In late 2009, after heated debate, the government, the financial sector, and the business federation agreed on a comprehensive debt-relief programme for firms and families. The main components were: firstly, for the household sector debt in excess of 110 per cent of the fair value of each property was written off. Specific relief measures (administered by a bank or a new debtorsí ombudsman) were put in place for those that could not service a reduced loan.
Secondly, low-income, asset-poor households with high-interest mortgage payments got a temporary subsidy from the government.
Thirdly, small- to medium-sized firms could apply for debt relief if they could credibly document positive cash-flow from future activities. The firm had to be willing to re-engineer its operation so as to make best use of its assets.

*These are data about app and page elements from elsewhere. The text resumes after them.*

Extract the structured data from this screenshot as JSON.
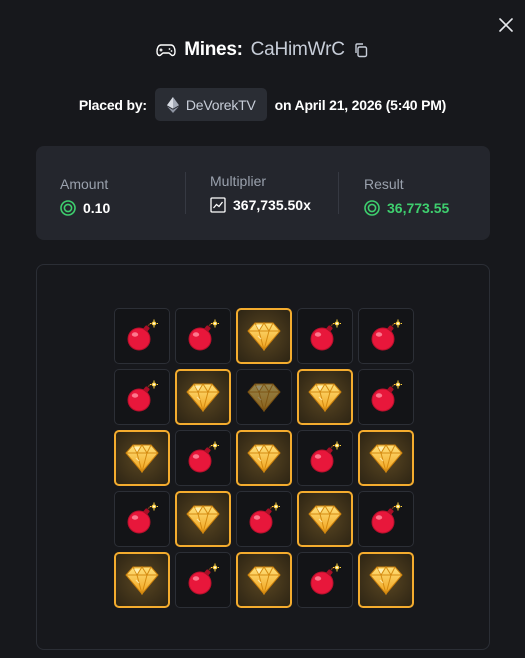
{
  "header": {
    "game_name": "Mines:",
    "bet_id": "CaHimWrC",
    "placed_by_label": "Placed by:",
    "username": "DeVorekTV",
    "date_text": "on April 21, 2026 (5:40 PM)"
  },
  "stats": {
    "amount_label": "Amount",
    "amount_value": "0.10",
    "multiplier_label": "Multiplier",
    "multiplier_value": "367,735.50x",
    "result_label": "Result",
    "result_value": "36,773.55"
  },
  "board": {
    "tiles": [
      {
        "type": "bomb",
        "picked": false
      },
      {
        "type": "bomb",
        "picked": false
      },
      {
        "type": "gem",
        "picked": true
      },
      {
        "type": "bomb",
        "picked": false
      },
      {
        "type": "bomb",
        "picked": false
      },
      {
        "type": "bomb",
        "picked": false
      },
      {
        "type": "gem",
        "picked": true
      },
      {
        "type": "gem",
        "picked": false
      },
      {
        "type": "gem",
        "picked": true
      },
      {
        "type": "bomb",
        "picked": false
      },
      {
        "type": "gem",
        "picked": true
      },
      {
        "type": "bomb",
        "picked": false
      },
      {
        "type": "gem",
        "picked": true
      },
      {
        "type": "bomb",
        "picked": false
      },
      {
        "type": "gem",
        "picked": true
      },
      {
        "type": "bomb",
        "picked": false
      },
      {
        "type": "gem",
        "picked": true
      },
      {
        "type": "bomb",
        "picked": false
      },
      {
        "type": "gem",
        "picked": true
      },
      {
        "type": "bomb",
        "picked": false
      },
      {
        "type": "gem",
        "picked": true
      },
      {
        "type": "bomb",
        "picked": false
      },
      {
        "type": "gem",
        "picked": true
      },
      {
        "type": "bomb",
        "picked": false
      },
      {
        "type": "gem",
        "picked": true
      }
    ]
  },
  "colors": {
    "background": "#17181c",
    "card": "#24262d",
    "accent_gold": "#f4ac2e",
    "result_green": "#3ecf6e",
    "bomb_red": "#e8173b"
  },
  "icons": {
    "close": "close-icon",
    "game": "gamepad-icon",
    "copy": "copy-icon",
    "currency": "ethereum-icon",
    "coin": "coin-icon",
    "multiplier": "chart-icon",
    "gem": "gem-icon",
    "bomb": "bomb-icon"
  }
}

Ireland took the wrong path by putting the debt on it's citizens and not offering help to those who need it. Hence the pathetic state of the economy right now. FF sold us out, now FG carry on selling us out to the banks and ignoring the problems and not offering help.
Iceland took bold action, it worked and now they have bounced back. Meanwhile Ireland (who's problems started before Iceland) is crapping along at the bottom with a dead domestic economy, huge debt burden, vast numbers of people in negative equity, big tax hikes and the poorest people have even less than they did. With little prospect for any substantial recovery (and a ropey outlook for most of the EU) there was a way to deal with this problem. Debt write downs across the board, help for those who needed it.
Result an economy that is put back into shape fairly quickly. But don't expect FG to actually admit they are on the wrong path or their austerity drive isn't working (it's def not working we all know that) More of the same kill the patient medicine that isn't and has not worked.
Even the IMF know they screwed up big time. Bank debt is not people debt, we're not a charity and we've been made to suffer to save the banks.